After a Yamanote line journey, I took the Yurikamome line for the first time, a small train, only about 4 cars that weaves freely through a myriad of skyscrapers and office buildings, a most scenic journey. Getting off at the foot of the north side of the Rainbow Bridge, I easily found an access point. … This place seemed hardly open, devoid of people save for one mean leaning over himself on a bench. … I don’t know why, but it felt like I was sneaking onto the bridge, like I wasn’t supposed to. I always expect to have to get permission from someone or at least past some ticket window or gate, but here it was an empty building full of stuff I could have easily liberated. I took an elevator 7 floors up to the protected walkway that runs parallel to both the street for cars and in the center of both streets the tracks for the Yurikamome train that I had just hopped off of.
…The walkway for people was quite nice, although most of the time cars fly at you head-on, on your left if you take the south-side walkway as I did. However, there were a couple of points protected from the street that arch out and are relatively peaceful. I lingered at one taking photos and thinking to myself, “it’s a damn fine winter day.”
…I spent a good 45 minutes walking the length of the bridge including pauses to take in the great views in the northwest and southwest directions. … From this high point I scouted the path I wanted to take once back on the ground, which would lead me along a “beach” waterfront area ending at a deserted expanse of park and very wide sidewalk.
I realized that even after more than 3.5 years living in Tokyo, there are still plenty of great places I’ve yet to visit. I spent the whole afternoon in silence taking in views both high and low purposefully walking to where I felt offered the most solace on my last day of winter vacation, a day well spent.
January 7, 2007
One can tend to forget how dark fairy tales really are. Guillermo del Toro reminds us in PAN’S LABYRINTH, a dark green, earthy fairy tale of presuming Spanish origin, as the movie is entirely in Spanish (and a bit of Fairy). The fantasy world of a young girl is juxtaposed with the harsh adult world of soldiers and rebels fighting in the Spanish Civil War.
Yet the fantasy scenes made me feel less comfortable. When the movie cut back to the “real world” I would always feel a sense of relief. For in the latter world I knew the dangers and the worst that could happen, such as having your face smashed in, getting shot in the back, or being sent to bed with no supper! The fantasy world scenes in PAN’S LABYRINTH were all unknown to me, perhaps slightly reminiscent of tales I’ve heard, but I could not beforehand guess the dangers the movie’s young heroine would find herself in.

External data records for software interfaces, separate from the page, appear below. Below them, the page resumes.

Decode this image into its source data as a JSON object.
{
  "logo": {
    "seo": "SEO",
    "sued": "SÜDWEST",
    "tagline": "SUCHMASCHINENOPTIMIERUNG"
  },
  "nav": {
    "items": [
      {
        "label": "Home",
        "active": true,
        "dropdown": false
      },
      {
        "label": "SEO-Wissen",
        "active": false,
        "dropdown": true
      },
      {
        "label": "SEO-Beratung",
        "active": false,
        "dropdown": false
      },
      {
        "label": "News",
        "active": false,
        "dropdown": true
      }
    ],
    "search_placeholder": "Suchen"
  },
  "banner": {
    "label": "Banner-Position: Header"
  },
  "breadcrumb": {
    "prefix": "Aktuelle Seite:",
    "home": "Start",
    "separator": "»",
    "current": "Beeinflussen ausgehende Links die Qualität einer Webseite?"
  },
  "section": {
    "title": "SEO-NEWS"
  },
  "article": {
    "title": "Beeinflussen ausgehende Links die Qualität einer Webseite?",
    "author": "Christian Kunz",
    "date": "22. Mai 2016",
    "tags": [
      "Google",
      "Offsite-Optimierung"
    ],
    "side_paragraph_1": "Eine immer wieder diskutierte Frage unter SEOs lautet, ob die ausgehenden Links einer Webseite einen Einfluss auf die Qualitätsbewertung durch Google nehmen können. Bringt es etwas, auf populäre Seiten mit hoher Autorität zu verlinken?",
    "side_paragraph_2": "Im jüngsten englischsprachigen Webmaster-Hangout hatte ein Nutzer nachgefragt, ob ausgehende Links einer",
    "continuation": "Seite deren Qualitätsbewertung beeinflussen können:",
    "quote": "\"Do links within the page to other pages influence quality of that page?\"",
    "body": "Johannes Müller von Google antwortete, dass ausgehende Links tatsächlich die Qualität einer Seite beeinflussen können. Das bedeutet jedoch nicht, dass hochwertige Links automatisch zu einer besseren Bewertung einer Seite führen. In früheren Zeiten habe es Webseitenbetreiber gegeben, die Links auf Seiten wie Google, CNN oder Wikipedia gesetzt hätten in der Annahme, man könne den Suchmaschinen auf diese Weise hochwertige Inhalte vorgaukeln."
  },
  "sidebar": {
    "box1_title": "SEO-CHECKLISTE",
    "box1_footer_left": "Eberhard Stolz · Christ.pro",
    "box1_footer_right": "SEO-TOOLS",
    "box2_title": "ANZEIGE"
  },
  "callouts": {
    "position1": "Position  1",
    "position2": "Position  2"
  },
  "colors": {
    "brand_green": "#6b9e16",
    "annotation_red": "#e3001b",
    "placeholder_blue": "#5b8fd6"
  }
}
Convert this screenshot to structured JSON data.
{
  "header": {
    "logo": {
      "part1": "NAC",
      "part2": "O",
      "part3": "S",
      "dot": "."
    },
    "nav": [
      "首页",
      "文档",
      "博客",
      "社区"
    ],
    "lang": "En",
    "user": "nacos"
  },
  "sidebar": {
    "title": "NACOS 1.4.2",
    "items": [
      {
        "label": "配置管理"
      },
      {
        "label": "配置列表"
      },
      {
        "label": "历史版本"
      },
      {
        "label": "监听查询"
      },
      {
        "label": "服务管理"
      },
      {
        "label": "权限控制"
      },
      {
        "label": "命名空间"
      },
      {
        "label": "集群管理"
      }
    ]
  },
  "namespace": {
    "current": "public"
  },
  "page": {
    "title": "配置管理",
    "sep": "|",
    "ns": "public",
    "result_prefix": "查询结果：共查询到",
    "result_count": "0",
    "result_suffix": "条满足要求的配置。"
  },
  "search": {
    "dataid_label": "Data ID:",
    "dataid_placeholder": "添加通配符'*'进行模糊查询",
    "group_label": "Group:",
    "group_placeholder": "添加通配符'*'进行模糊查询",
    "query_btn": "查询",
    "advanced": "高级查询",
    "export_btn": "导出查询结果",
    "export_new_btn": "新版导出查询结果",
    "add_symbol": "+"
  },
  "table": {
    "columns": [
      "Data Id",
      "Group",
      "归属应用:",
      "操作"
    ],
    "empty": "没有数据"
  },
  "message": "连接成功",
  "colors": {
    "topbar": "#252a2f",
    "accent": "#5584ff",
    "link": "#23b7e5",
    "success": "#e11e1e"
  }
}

One may be accustomed to fairy tales having, well, fairy tale endings. I will of course not reveal the ending, but like I first said, one tends to forget how dark fairy tales really are.